2.4 Yi Dynasty (Jonseon Dynasty) - Permanent Private Control of Land

The new Yi Dynasty (Jonseon Dynasty) (1329 - 1910) destroyed the material basis of the Koryo elite by confiscating their estates. This land was given to the new elite, but with careful steps to prevent them from becoming too powerful. Officials were never posted in their home area, were transferred every three years, and central government officials were given land only near the capital in the Kyonggi province.

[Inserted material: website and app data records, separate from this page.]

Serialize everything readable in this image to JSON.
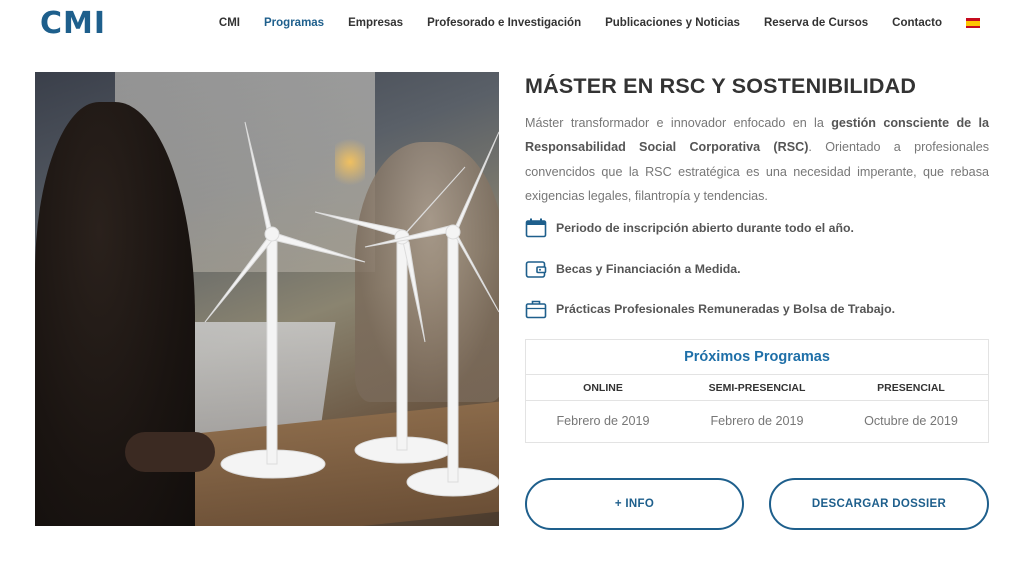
{
  "header": {
    "logo_text": "CMI",
    "nav": [
      {
        "label": "CMI",
        "active": false
      },
      {
        "label": "Programas",
        "active": true
      },
      {
        "label": "Empresas",
        "active": false
      },
      {
        "label": "Profesorado e Investigación",
        "active": false
      },
      {
        "label": "Publicaciones y Noticias",
        "active": false
      },
      {
        "label": "Reserva de Cursos",
        "active": false
      },
      {
        "label": "Contacto",
        "active": false
      }
    ],
    "language_icon": "spain-flag-icon"
  },
  "main": {
    "title": "MÁSTER EN RSC Y SOSTENIBILIDAD",
    "description": {
      "part1": "Máster transformador e innovador enfocado en la ",
      "bold": "gestión consciente de la Responsabilidad Social Corporativa (RSC)",
      "part2": ". Orientado a profesionales convencidos que la RSC estratégica es una necesidad imperante, que rebasa exigencias legales, filantropía y tendencias."
    },
    "features": [
      {
        "icon": "calendar-icon",
        "label": "Periodo de inscripción abierto durante todo el año."
      },
      {
        "icon": "wallet-icon",
        "label": "Becas y Financiación a Medida."
      },
      {
        "icon": "briefcase-icon",
        "label": "Prácticas Profesionales Remuneradas y Bolsa de Trabajo."
      }
    ],
    "programs": {
      "title": "Próximos Programas",
      "headers": [
        "ONLINE",
        "SEMI-PRESENCIAL",
        "PRESENCIAL"
      ],
      "values": [
        "Febrero de 2019",
        "Febrero de 2019",
        "Octubre de 2019"
      ]
    },
    "buttons": {
      "info": "+ INFO",
      "dossier": "DESCARGAR DOSSIER"
    }
  },
  "colors": {
    "brand": "#1e5f8c",
    "accent": "#1e6fa8",
    "text": "#555555"
  }
}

The success of these measures varied as time went by. Especially after the Hydeyoshi invasion, 1592-98, more thorough changes took place regarding the control of land in connection with the development of the ya'ngban class. According to the rule, only officials could obtain grants of land. To be appointed, one had to pass an examination, mainly in Chinese and Confucian classics. Accordingly, devoting oneself to intellectual pursuits opened the way to control of land. To remain yangban, each family had to have at least one member in office, while the rest could live on the estate and engage in leisure activities with feasts, poetry, music, etc. Hereditary land grants became more common and finally led to private land. The former tax collector became landlord, and the tax - payer became tenant. From this time onwards, something similar to land-ownership developed from the grants of tax rights, even if illegally in the beginning.

The development of the yangban as literati-officials into landlords is a contradiction in itself. As officials, they were supposed to work for a strong government based on Confucian virtues. But these very virtues included obligations to their families such as increasing the family holding and wealth, which was against the interest of the state. The institution of hereditary grants brought about a more stable aristocracy and made it easy for the yangban family to give priority to their family interests.

While former tax receivers developed into bureaucratic landlords, a class of farmer landlords emerged as well. The state encouraged the reclamation of uncultivated land by granting tax exemption over ten years. If it was discovered that the cultivated land already belonged to somebody else, the. tiller had to pay 1/3 of the yield as a rent to the legal owner. This regulation established a tenant relationship. People who cleared much land and rented it out became farmer landlords, and fixed or share rent became widespread.

Thus, the period of the Yi Dynasty (Jonseon Dynasty) brought permanent private control of land, even if the rights on land consisted of usufruct and tax rights and not full private ownership. Landlord-tenant relations emerged; absenteeism, various forms of tenancy, exploitation, and insecurity were reported, and while not all yangban were rich people, a wide gap existed between yangban and the peasantry.